He becomes very defensive indeed when I tackle the subject of flagellation. The former American supergroupie Pamela Des Barres wrote that in 1969, during a passionate fling with the guitarist when Led Zeppelin were on the road in the US, “I saw Jimmy’s whips curled up in his suitcase like they were taking a nap and pretended I didn’t… He came up behind me and put his hands gently around my throat and said, ‘Don’t worry, Miss P., I’ll never use those on you, I’ll never hurt you like that.’” She also remarked that she was “amazed at his sadistic tendencies; they’re such a part of him that I doubt if he’ll ever stop”.

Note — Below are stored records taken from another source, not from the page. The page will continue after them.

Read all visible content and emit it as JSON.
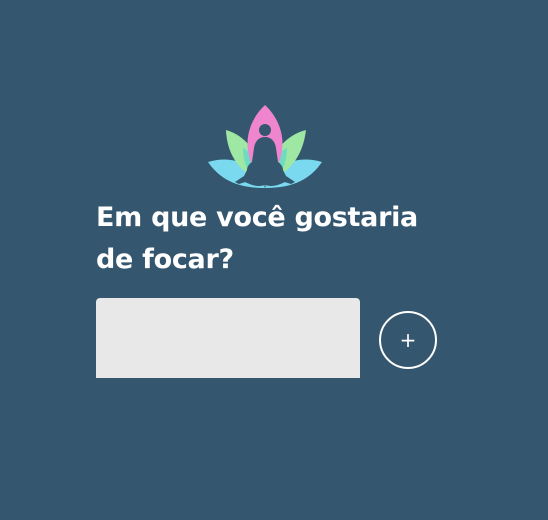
{
  "logo": {
    "icon": "meditation-lotus-icon",
    "colors": {
      "pink": "#ef85cf",
      "green": "#9fe8a3",
      "teal": "#6fdcc2",
      "cyan": "#7ad8ef",
      "silhouette": "#35566f"
    }
  },
  "prompt": {
    "text": "Em que você gostaria de focar?"
  },
  "focus_input": {
    "value": "",
    "placeholder": ""
  },
  "add_button": {
    "label": "+"
  },
  "colors": {
    "background": "#35566f",
    "text": "#ffffff",
    "input_background": "#e8e8e8"
  }
}
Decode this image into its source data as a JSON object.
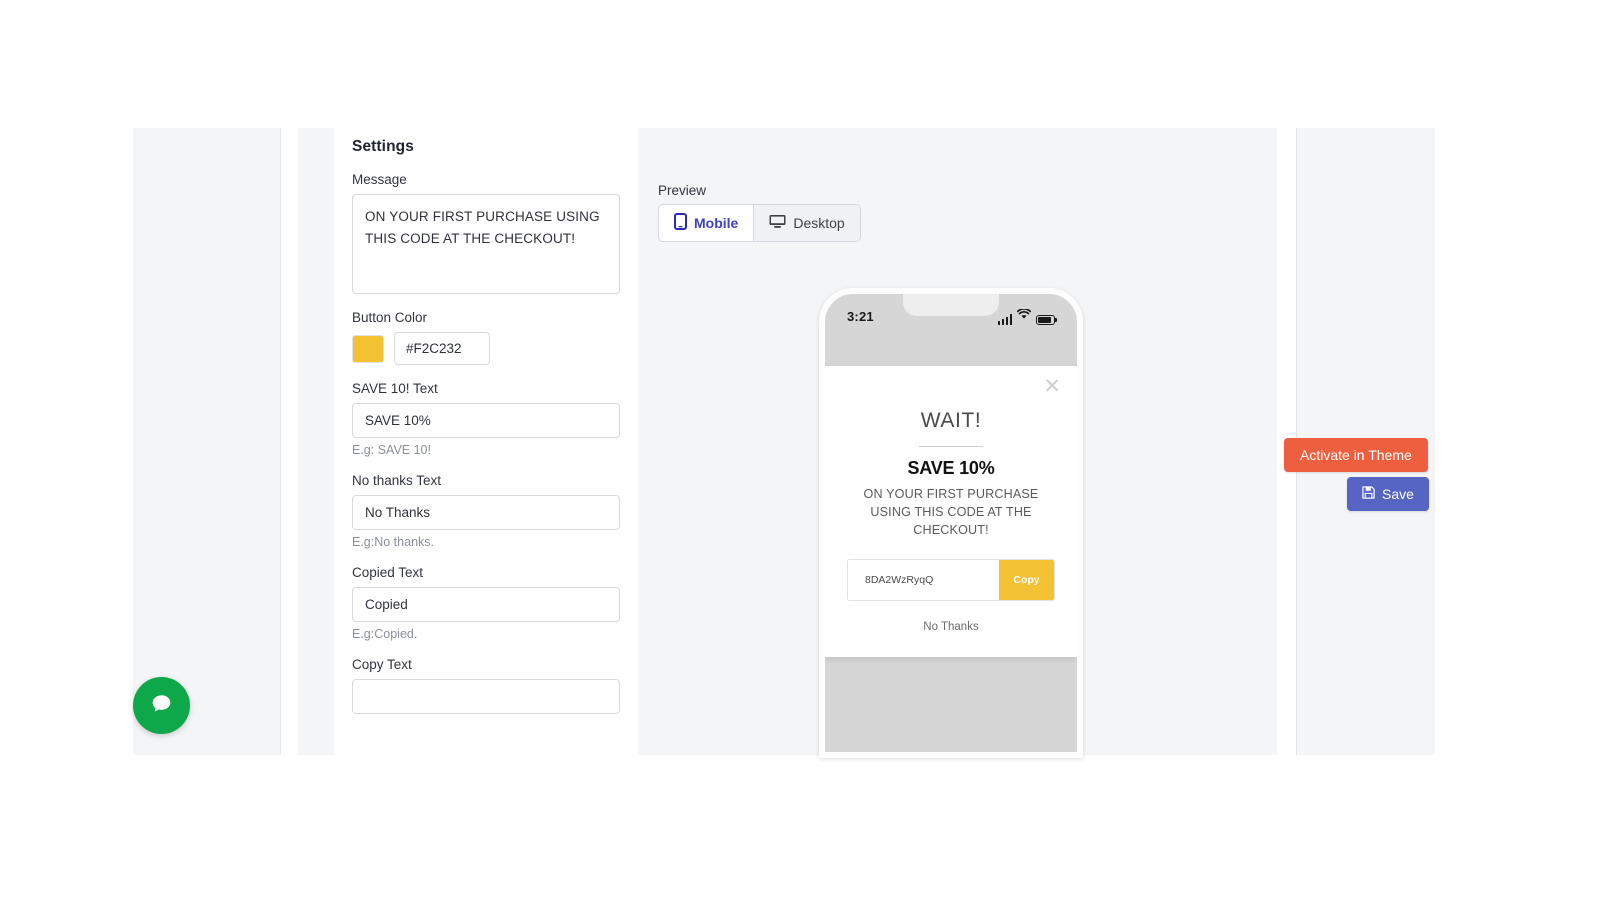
{
  "settings": {
    "title": "Settings",
    "fields": {
      "message": {
        "label": "Message",
        "value": "ON YOUR FIRST PURCHASE USING THIS CODE AT THE CHECKOUT!"
      },
      "button_color": {
        "label": "Button Color",
        "value": "#F2C232",
        "swatch_color": "#F2C232"
      },
      "save_text": {
        "label": "SAVE 10! Text",
        "value": "SAVE 10%",
        "hint": "E.g: SAVE 10!"
      },
      "no_thanks_text": {
        "label": "No thanks Text",
        "value": "No Thanks",
        "hint": "E.g:No thanks."
      },
      "copied_text": {
        "label": "Copied Text",
        "value": "Copied",
        "hint": "E.g:Copied."
      },
      "copy_text": {
        "label": "Copy Text",
        "value": ""
      }
    }
  },
  "preview": {
    "label": "Preview",
    "tabs": [
      {
        "label": "Mobile",
        "icon": "mobile-phone-icon",
        "active": true
      },
      {
        "label": "Desktop",
        "icon": "desktop-monitor-icon",
        "active": false
      }
    ],
    "phone": {
      "status_bar": {
        "time": "3:21",
        "icons": [
          "cellular-signal-icon",
          "wifi-icon",
          "battery-icon"
        ]
      },
      "modal": {
        "close_icon": "close-x-icon",
        "heading": "WAIT!",
        "subheading": "SAVE 10%",
        "message": "ON YOUR FIRST PURCHASE USING THIS CODE AT THE CHECKOUT!",
        "coupon_code": "8DA2WzRyqQ",
        "copy_button_label": "Copy",
        "copy_button_color": "#F2C232",
        "decline_label": "No Thanks"
      }
    }
  },
  "actions": {
    "activate": {
      "label": "Activate in Theme",
      "color": "#ed5f3e"
    },
    "save": {
      "label": "Save",
      "icon": "floppy-disk-save-icon",
      "color": "#5664c4"
    }
  },
  "chat_widget": {
    "icon": "chat-bubble-icon",
    "color": "#0ea84a"
  }
}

Did he really have whips in his suitcase? He broods briefly, then takes a humorous tack. “Have you never had any whips in your suitcase?” he asks, and suddenly wheezes with laughter. I suggest that he may have simply had a brief flirtation with S&M, and he replies: “I’m sure some of your readers might have flirted with S&M. Apart from that, there’s no comment.”
Then, suddenly, as if he can’t help himself, he makes the extraordinary statement: “I have a voracious appetite for all things, worldly and unworldly.” From the uneasy silent stare that follows, I infer that this is his final word on the subject.
Page has fathered a total of four children with three different women. Scarlet Page, now a 39-year-old photographer, is the daughter of the French model Charlotte Martin, whom Jimmy met in 1970. James Page Jr, 22, “who is just finishing university and wants to be a documentary maker”, is the son of the American model Patricia Ecker, whom Jimmy met in the 1980s. And Zofia-Jade and Ashen Josan are respectively the young daughter and son of Jimena Gomez-Paratcha, who was born to Argentine parents in the US, and did charity work with Page in Brazil after they met in the 1990s. Page reveals that he is no longer with Jimena; he is single again. “But they’re all really friendly – not just the children, but all the mothers too. So I feel a very fortunate man, under the circumstances.”
Before Page has to leave, I have to ask the inevitable question: will we ever see Led Zeppelin play again? “Never say never,” he shrugs. He tells me that after their one-off “reunion” show at the O2 in 2007 – at which the late drummer John Bonham was replaced by his son, Jason – Page did rehearse and work on new material with John Paul Jones and Jason Bonham with a view to going on tour. Robert Plant was unavailable, duetting with Alison Krauss, so they seriously considered finding a new singer. Page now says that the project foundered, from his viewpoint, because of early “pressure to bring in a vocalist”, when he would have preferred to develop the music further before they did that. “The music always has to come first,” he says.
We shake hands, and he scolds me quaintly for asking some of those more uncomfortable questions. “You’re cheeky, Tony, you are,” he says. And with that, the greatest living guitar hero is off – perhaps to compose some new riffs, cast some spells, or tend to his fish tank. We may never know. ♦
© 2014 Tony Barrell
For more classic London music stories, see Tony’s new book Rock’n’Roll London.